[Data records for software interfaces]
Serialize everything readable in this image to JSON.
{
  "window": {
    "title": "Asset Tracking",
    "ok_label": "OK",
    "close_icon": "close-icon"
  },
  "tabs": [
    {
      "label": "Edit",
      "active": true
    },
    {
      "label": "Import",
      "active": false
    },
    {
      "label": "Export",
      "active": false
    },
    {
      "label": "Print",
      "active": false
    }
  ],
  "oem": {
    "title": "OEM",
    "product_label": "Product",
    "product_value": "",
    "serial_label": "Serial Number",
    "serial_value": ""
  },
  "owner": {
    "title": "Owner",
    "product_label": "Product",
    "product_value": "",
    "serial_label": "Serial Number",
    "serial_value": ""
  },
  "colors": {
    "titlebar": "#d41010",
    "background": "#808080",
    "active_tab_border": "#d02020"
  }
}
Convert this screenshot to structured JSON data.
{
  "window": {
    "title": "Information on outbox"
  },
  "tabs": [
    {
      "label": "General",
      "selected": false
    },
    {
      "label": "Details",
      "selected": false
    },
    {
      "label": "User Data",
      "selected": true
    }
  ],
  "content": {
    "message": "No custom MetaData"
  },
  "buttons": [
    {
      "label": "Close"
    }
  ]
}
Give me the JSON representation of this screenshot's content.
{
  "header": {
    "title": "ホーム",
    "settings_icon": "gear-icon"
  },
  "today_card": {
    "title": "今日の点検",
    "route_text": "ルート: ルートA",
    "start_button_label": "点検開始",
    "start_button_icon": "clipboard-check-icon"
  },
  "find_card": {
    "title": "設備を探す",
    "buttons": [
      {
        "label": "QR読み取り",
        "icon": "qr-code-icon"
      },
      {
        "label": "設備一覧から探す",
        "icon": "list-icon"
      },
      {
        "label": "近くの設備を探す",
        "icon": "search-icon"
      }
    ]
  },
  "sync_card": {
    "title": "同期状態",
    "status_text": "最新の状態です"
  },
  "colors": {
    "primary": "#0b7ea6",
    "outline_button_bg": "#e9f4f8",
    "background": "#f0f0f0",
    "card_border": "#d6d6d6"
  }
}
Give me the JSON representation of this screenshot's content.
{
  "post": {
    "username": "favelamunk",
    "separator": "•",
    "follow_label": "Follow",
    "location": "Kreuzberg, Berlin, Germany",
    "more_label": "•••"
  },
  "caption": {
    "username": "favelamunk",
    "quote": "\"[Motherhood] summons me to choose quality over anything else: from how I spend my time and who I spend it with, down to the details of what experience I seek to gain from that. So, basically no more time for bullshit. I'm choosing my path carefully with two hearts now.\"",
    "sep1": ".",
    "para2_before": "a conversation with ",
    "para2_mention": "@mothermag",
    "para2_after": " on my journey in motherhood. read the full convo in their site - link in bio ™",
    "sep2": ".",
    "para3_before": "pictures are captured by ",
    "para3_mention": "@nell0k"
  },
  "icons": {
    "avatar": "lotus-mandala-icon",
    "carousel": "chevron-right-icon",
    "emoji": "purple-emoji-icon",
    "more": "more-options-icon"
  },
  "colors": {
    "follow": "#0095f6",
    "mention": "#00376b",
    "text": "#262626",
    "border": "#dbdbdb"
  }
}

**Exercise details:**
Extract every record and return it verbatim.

**Exercise result:**
Serialize everything readable in this image to JSON.
{
  "window": {
    "title": "Asset Tracking",
    "ok_label": "OK",
    "close_icon": "close-icon"
  },
  "tabs": [
    {
      "label": "Edit",
      "active": true
    },
    {
      "label": "Import",
      "active": false
    },
    {
      "label": "Export",
      "active": false
    },
    {
      "label": "Print",
      "active": false
    }
  ],
  "oem": {
    "title": "OEM",
    "product_label": "Product",
    "product_value": "",
    "serial_label": "Serial Number",
    "serial_value": ""
  },
  "owner": {
    "title": "Owner",
    "product_label": "Product",
    "product_value": "",
    "serial_label": "Serial Number",
    "serial_value": ""
  },
  "colors": {
    "titlebar": "#d41010",
    "background": "#808080",
    "active_tab_border": "#d02020"
  }
}
Convert this screenshot to structured JSON data.
{
  "window": {
    "title": "Information on outbox"
  },
  "tabs": [
    {
      "label": "General",
      "selected": false
    },
    {
      "label": "Details",
      "selected": false
    },
    {
      "label": "User Data",
      "selected": true
    }
  ],
  "content": {
    "message": "No custom MetaData"
  },
  "buttons": [
    {
      "label": "Close"
    }
  ]
}
Give me the JSON representation of this screenshot's content.
{
  "header": {
    "title": "ホーム",
    "settings_icon": "gear-icon"
  },
  "today_card": {
    "title": "今日の点検",
    "route_text": "ルート: ルートA",
    "start_button_label": "点検開始",
    "start_button_icon": "clipboard-check-icon"
  },
  "find_card": {
    "title": "設備を探す",
    "buttons": [
      {
        "label": "QR読み取り",
        "icon": "qr-code-icon"
      },
      {
        "label": "設備一覧から探す",
        "icon": "list-icon"
      },
      {
        "label": "近くの設備を探す",
        "icon": "search-icon"
      }
    ]
  },
  "sync_card": {
    "title": "同期状態",
    "status_text": "最新の状態です"
  },
  "colors": {
    "primary": "#0b7ea6",
    "outline_button_bg": "#e9f4f8",
    "background": "#f0f0f0",
    "card_border": "#d6d6d6"
  }
}
Give me the JSON representation of this screenshot's content.
{
  "post": {
    "username": "favelamunk",
    "separator": "•",
    "follow_label": "Follow",
    "location": "Kreuzberg, Berlin, Germany",
    "more_label": "•••"
  },
  "caption": {
    "username": "favelamunk",
    "quote": "\"[Motherhood] summons me to choose quality over anything else: from how I spend my time and who I spend it with, down to the details of what experience I seek to gain from that. So, basically no more time for bullshit. I'm choosing my path carefully with two hearts now.\"",
    "sep1": ".",
    "para2_before": "a conversation with ",
    "para2_mention": "@mothermag",
    "para2_after": " on my journey in motherhood. read the full convo in their site - link in bio ™",
    "sep2": ".",
    "para3_before": "pictures are captured by ",
    "para3_mention": "@nell0k"
  },
  "icons": {
    "avatar": "lotus-mandala-icon",
    "carousel": "chevron-right-icon",
    "emoji": "purple-emoji-icon",
    "more": "more-options-icon"
  },
  "colors": {
    "follow": "#0095f6",
    "mention": "#00376b",
    "text": "#262626",
    "border": "#dbdbdb"
  }
}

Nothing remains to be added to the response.